seven kilometres north-east
is the forthcoming production at the Old Fitzroy Hotel produced by version 1.0
It is the vision primarily of Kym Vercoe
who, in 2008 travelled through what was the old Yugoslavia reconstructed into Serbia, Croatia and Bosnia. Kym fell in love not only with the beauty of the place but the outgoing easy lifestyle of the people and they in turn fell in love with her.
There was however no getting away from the past. Wherever she went in this reconstructed world the memories of the latest implosion of the Balkans were visible. None more so than in the Sarajevo Roses; red concrete markers that pepper the streets of Sarajevo as mute memorials to a not so distant bloody past.

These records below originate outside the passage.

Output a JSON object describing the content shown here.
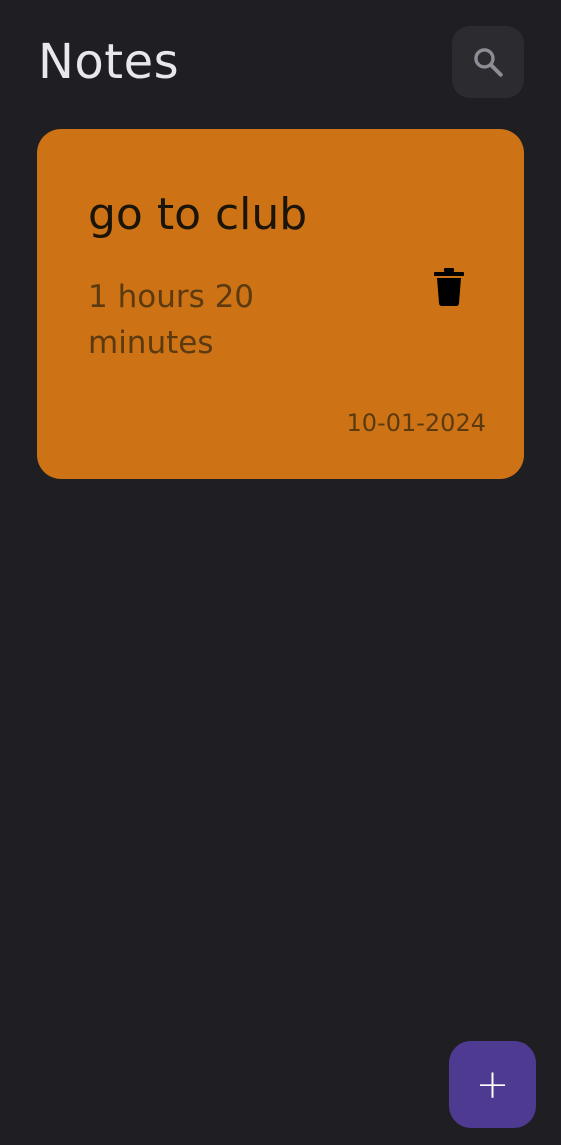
{
  "header": {
    "title": "Notes",
    "search_icon": "search-icon"
  },
  "notes": [
    {
      "title": "go to club",
      "duration": "1 hours 20 minutes",
      "date": "10-01-2024",
      "color": "#cd7215",
      "delete_icon": "trash-icon"
    }
  ],
  "fab": {
    "label": "+",
    "icon": "plus-icon",
    "color": "#4e3a90"
  },
  "theme": {
    "background": "#1f1e23",
    "search_button_bg": "#2c2b30"
  }
}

Later Kym returned and visited Bosnia. It was here that the ‘Bridge over the Drina’ and the picturesque view of the Višegrad coalesced into the story that has galvanized into a multimedia exploration of what ultimately is the dark heart of a distant love.

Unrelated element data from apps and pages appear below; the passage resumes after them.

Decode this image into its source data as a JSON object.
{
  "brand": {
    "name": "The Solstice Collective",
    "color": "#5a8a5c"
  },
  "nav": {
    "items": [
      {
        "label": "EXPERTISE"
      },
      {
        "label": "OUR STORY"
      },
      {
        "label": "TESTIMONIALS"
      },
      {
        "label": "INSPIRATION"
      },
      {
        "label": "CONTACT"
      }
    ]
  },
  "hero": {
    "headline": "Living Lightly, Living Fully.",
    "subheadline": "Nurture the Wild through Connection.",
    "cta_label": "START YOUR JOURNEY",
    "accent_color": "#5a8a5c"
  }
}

The story is told through a reconstruction of the recollections, true or false, of the people that she has spoken to and drunk with whose space she has shared. In her words, ‘If it meant Slivovitz and coffee for breakfast you couldn’t say no. You arrive at four in the morning at a bar that’s deserted only to be told you’re early.’

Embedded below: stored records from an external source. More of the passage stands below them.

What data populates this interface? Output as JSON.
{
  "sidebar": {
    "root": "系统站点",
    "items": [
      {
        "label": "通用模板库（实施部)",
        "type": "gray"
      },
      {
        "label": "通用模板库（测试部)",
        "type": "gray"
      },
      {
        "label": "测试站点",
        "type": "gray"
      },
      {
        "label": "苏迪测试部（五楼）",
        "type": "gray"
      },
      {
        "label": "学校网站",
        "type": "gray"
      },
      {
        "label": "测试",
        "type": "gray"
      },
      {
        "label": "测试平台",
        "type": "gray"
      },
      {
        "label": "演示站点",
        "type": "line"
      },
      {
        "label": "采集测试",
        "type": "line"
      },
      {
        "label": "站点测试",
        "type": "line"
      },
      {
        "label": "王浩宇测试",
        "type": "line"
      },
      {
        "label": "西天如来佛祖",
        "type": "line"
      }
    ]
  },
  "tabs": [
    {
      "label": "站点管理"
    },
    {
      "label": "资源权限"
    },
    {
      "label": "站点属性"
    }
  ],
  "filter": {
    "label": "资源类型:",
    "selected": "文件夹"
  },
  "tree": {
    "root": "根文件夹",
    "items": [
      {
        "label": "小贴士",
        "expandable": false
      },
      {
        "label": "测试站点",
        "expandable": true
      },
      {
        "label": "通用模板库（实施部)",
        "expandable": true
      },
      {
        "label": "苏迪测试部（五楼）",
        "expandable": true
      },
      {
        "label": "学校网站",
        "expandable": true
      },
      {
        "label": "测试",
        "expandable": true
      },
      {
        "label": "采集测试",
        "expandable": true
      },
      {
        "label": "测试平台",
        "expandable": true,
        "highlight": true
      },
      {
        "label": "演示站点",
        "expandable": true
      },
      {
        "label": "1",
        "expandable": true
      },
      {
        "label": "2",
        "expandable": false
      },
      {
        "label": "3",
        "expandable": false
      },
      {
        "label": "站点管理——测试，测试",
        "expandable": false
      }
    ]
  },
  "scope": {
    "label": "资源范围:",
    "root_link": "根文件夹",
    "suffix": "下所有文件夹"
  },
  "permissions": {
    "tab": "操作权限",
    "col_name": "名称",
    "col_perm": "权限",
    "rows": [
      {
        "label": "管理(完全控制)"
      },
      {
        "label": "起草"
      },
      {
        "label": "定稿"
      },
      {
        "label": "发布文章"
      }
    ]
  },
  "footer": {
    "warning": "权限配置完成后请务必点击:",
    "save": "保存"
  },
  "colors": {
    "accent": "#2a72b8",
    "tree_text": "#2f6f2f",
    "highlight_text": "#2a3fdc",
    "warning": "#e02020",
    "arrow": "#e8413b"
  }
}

What comes across is that this is a very personal trial of discovery, revelation and conviction. It is also the story of a homecoming. ‘What makes me feel more at home in Bosnia than here I can’t say; I just do.’ The catalyst that sparked the story however is to be found in the political intrigue and private deception that haunt this picturesque serpentine river. Višegrad has a past, an ugly secret.
‘If I confronted them with what I now know happened they would deny it; for them it didn’t happen. It’s a closed chapter, whether from paranoia or guilt, it’s still a lie.’
I asked Kym whether she felt it was an acceptable response in the wake of the past. ‘No, it’s not justifiable, it’s certainly not healthy; understandable but you can’t condone it.’
It is from this that the story springs, the need to own a tragedy. That tragedy that may have happened on the other side of the world but it may well have happened here. ‘It’s this revision of the past, the denial of the black arm ban of history; celebrate Anzac but ignore those parts of our history we don’t want to know about. I think that’s really what I’m speaking about.’
It promises to be a moving testimony evoked in video and music. It is intended to capture the warmth and generosity of a people and the magic of the country. At the same time it never lets go of the fact that underneath there ferments a suffering and pain that cries out to be remembered. seven kilometres north-east by version 1.0 previews at the Old Fitzroy Theatre Wed 29 Sept, 2010. Further details»